The army conducted an earlier exercise with Xtend’s products in May 2023, again on Salisbury Plain. One of those to witness a demonstration of the company’s drones was then defence secretary Ben Wallace, among other senior military figures. 

Wallace did not appear to publicise the event. But “Xtend was honoured and thankful to have taken part in the invite-only British army exercise”, wrote the company’s chief business officer, Ido Bar-On. 

During the manoeuvres, Xtend’s drones “were operated by British soldiers testing Xtend’s unique operating system and multi-mission capabilities for urban warfare”, he added. 

The company described itself as “working closely with the UK MoD” and is clearly seeking to expand in the UK military market.

Declassified has not been able to establish the full extent of Xtend’s relations with the British MoD. In both September 2023 and 2022 the company was invited to the annual London arms fair, one of the biggest in the world. 

Xtend, which was founded in 2018, is also advised by General Sir Paul Newton, a former assistant chief of defence staff in the UK who is now a military consultant. 

The Gaza war is profitable for Xtend which has just secured $40m in new funding from investors. 

Its CEO, Aviv Shapira, said: “Before the war it was difficult to raise money but suddenly everything has opened up. We decided to wait with the fund raising during the war, and the amount of our orders increased greatly”.

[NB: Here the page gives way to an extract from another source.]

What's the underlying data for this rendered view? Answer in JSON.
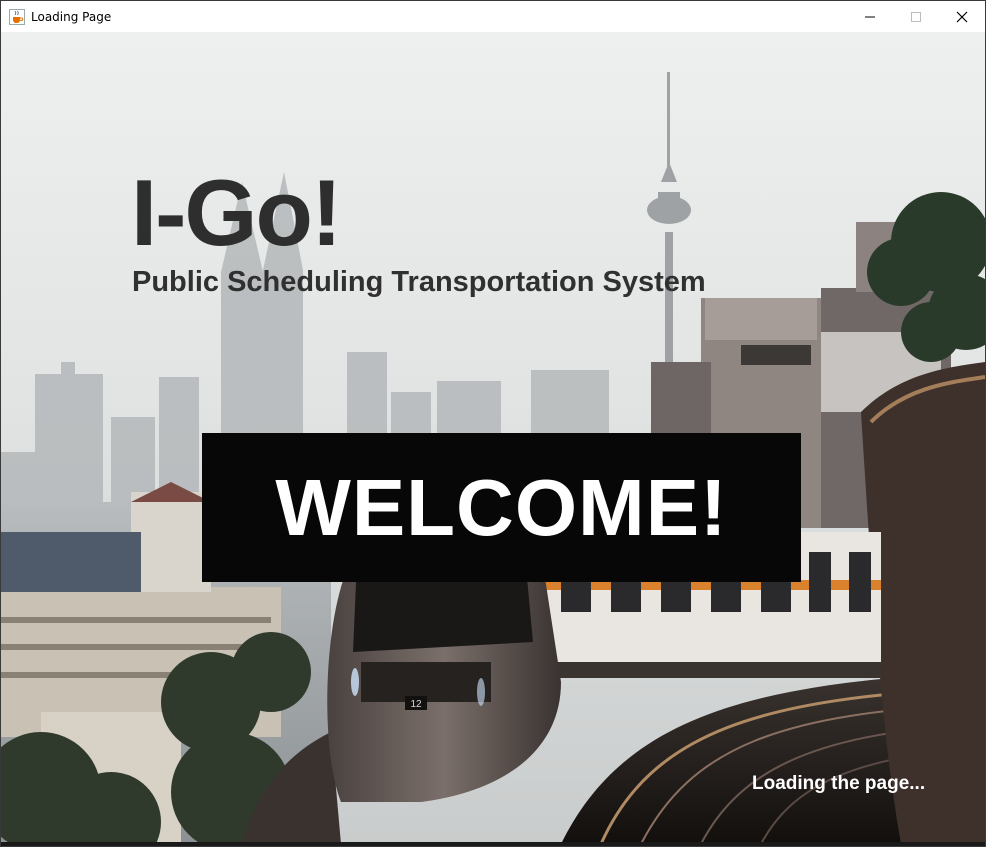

An MoD spokesperson told us: “We do not hold any procurement contracts with Xtend.”